[[ MATERIAL TO PROCESS open ]]

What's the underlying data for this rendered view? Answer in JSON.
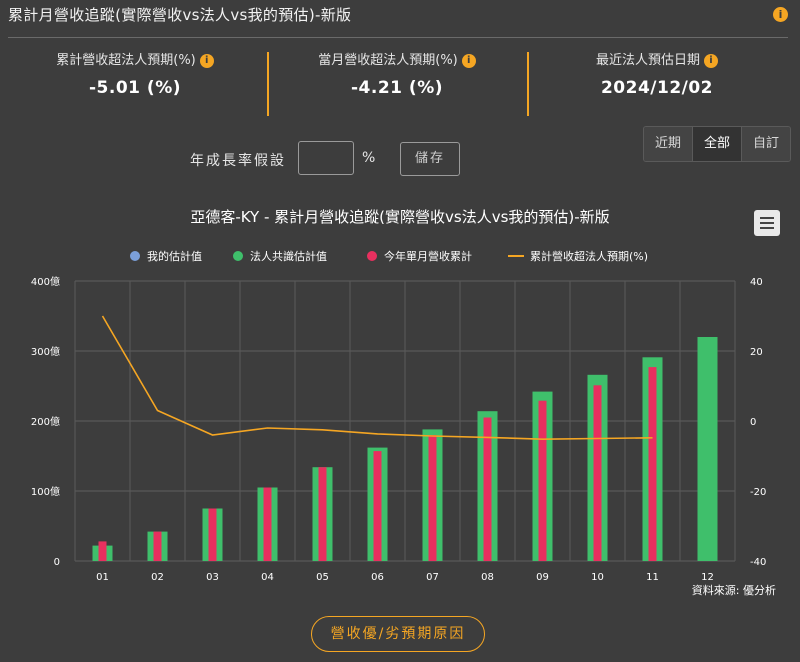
{
  "header": {
    "title": "累計月營收追蹤(實際營收vs法人vs我的預估)-新版",
    "info_icon": "i"
  },
  "stats": [
    {
      "label": "累計營收超法人預期(%)",
      "value": "-5.01 (%)",
      "has_info": true
    },
    {
      "label": "當月營收超法人預期(%)",
      "value": "-4.21 (%)",
      "has_info": true
    },
    {
      "label": "最近法人預估日期",
      "value": "2024/12/02",
      "has_info": true
    }
  ],
  "range_tabs": [
    {
      "label": "近期",
      "active": false
    },
    {
      "label": "全部",
      "active": true
    },
    {
      "label": "自訂",
      "active": false
    }
  ],
  "growth": {
    "label": "年成長率假設",
    "input_value": "",
    "unit": "%",
    "save_label": "儲存"
  },
  "chart_data": {
    "type": "bar",
    "title": "亞德客-KY - 累計月營收追蹤(實際營收vs法人vs我的預估)-新版",
    "categories": [
      "01",
      "02",
      "03",
      "04",
      "05",
      "06",
      "07",
      "08",
      "09",
      "10",
      "11",
      "12"
    ],
    "y_left": {
      "ticks": [
        "400億",
        "300億",
        "200億",
        "100億",
        "0"
      ],
      "range": [
        0,
        400
      ]
    },
    "y_right": {
      "ticks": [
        "40",
        "20",
        "0",
        "-20",
        "-40"
      ],
      "range": [
        -40,
        40
      ]
    },
    "legend": {
      "placement": "top"
    },
    "grid": true,
    "colors": {
      "mine": "#7b9fd9",
      "consensus": "#3fbf6b",
      "actual": "#e8305f",
      "line": "#f5a623"
    },
    "series": [
      {
        "name": "我的估計值",
        "type": "bar",
        "values": []
      },
      {
        "name": "法人共識估計值",
        "type": "bar",
        "values": [
          22,
          42,
          75,
          105,
          134,
          162,
          188,
          214,
          242,
          266,
          291,
          320
        ]
      },
      {
        "name": "今年單月營收累計",
        "type": "bar",
        "values": [
          28,
          42,
          75,
          105,
          134,
          157,
          180,
          205,
          229,
          251,
          277,
          null
        ]
      },
      {
        "name": "累計營收超法人預期(%)",
        "type": "line",
        "axis": "right",
        "values": [
          30,
          3,
          -4,
          -2,
          -2.5,
          -3.7,
          -4.3,
          -4.7,
          -5.2,
          -5.0,
          -4.8,
          null
        ]
      }
    ]
  },
  "source_text": "資料來源: 優分析",
  "reason_button": "營收優/劣預期原因"
}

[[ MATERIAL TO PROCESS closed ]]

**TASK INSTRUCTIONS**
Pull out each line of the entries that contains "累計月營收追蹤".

**SOLUTION TO THIS EXERCISE**
    "title": "累計月營收追蹤(實際營收vs法人vs我的預估)-新版",
    "title": "亞德客-KY - 累計月營收追蹤(實際營收vs法人vs我的預估)-新版",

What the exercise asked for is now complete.